Sujets

Informations

Publié par
Date de parution 16 janvier 2017
Nombre de lectures 0
EAN13 9783319469898
Licence : Tous droits réservés
Langue English

Informations légales : prix de location à la page €. Cette information est donnée uniquement à titre indicatif conformément à la législation en vigueur.

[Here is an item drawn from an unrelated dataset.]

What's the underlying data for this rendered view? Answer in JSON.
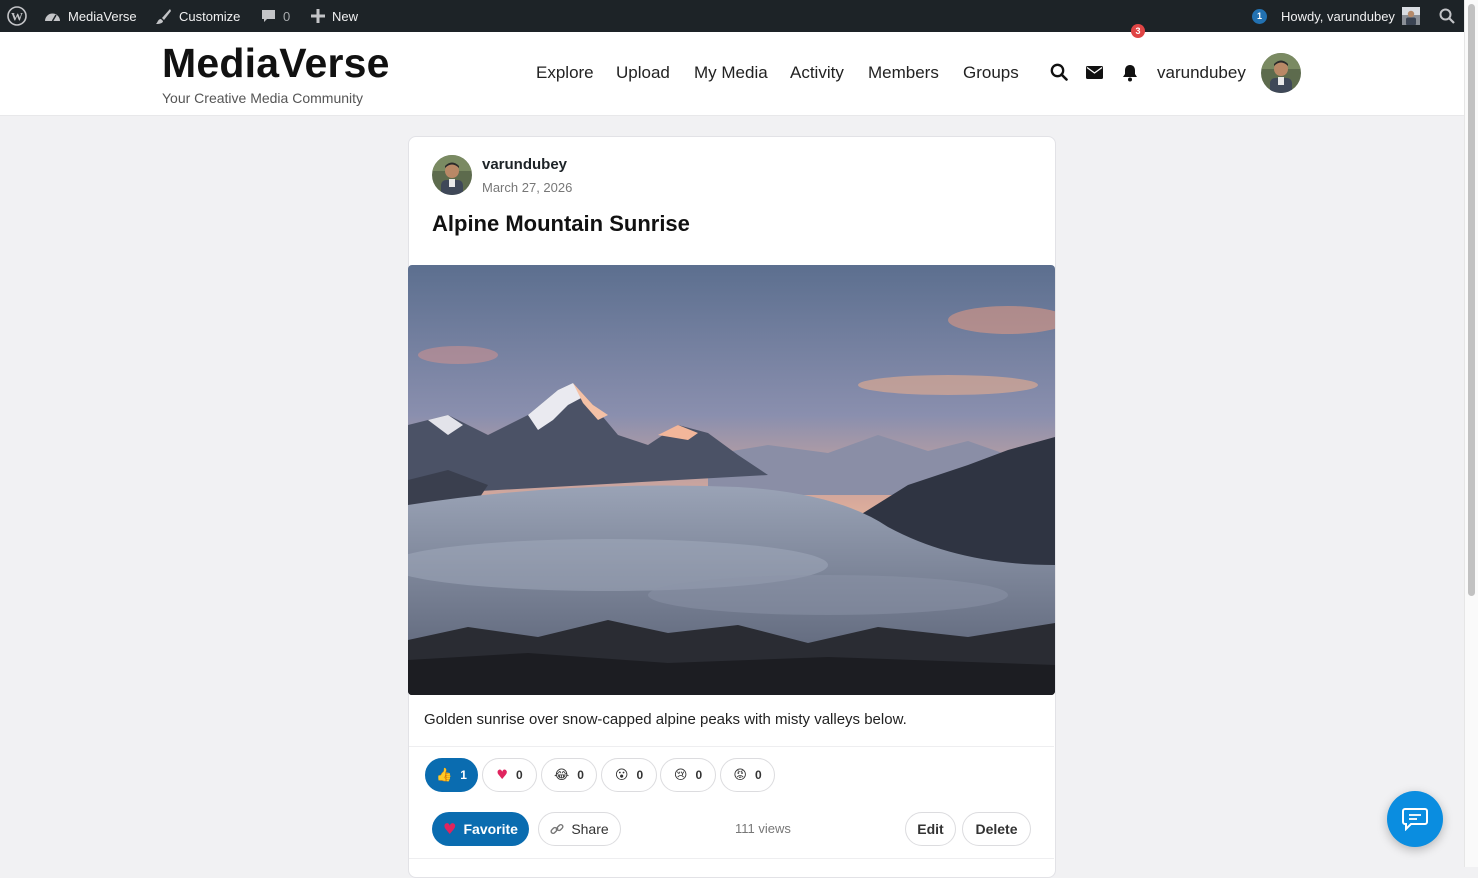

This edited volume features 20 essays written by leading scholars that provide a detailed examination of L’Homme by René Descartes. It explores the way in which this work developed themes not just on questions such as the circulation of the blood, but also on central questions of perception and our knowledge of the world.
Coverage first offers a critical discussion on the different versions of L'Homme, including the Latin, French, and English translations and the 1664 editions. Next, the authors examine the early reception of the work, from the connection of L'Homme to early-modern Dutch Cartesianism to Nicolas Steno's criticism of the work and how Descartes' clock analogy is used to defend two different conceptions of the articulation between anatomical observations and functional hypotheses.
The book then goes on to explore L'Homme
and early-modern anthropology as well as the how the work has been understood and incorporated into the works of scientists, physicians, and philosophers over the last 150 years.
Overall, readers will discover how the trend over the last few decades to understand human cognition in neuro-physiological terms can be seen to be not something unprecedented, but rather a revival of a way of dealing with these fundamental questions that was pioneered by Descartes.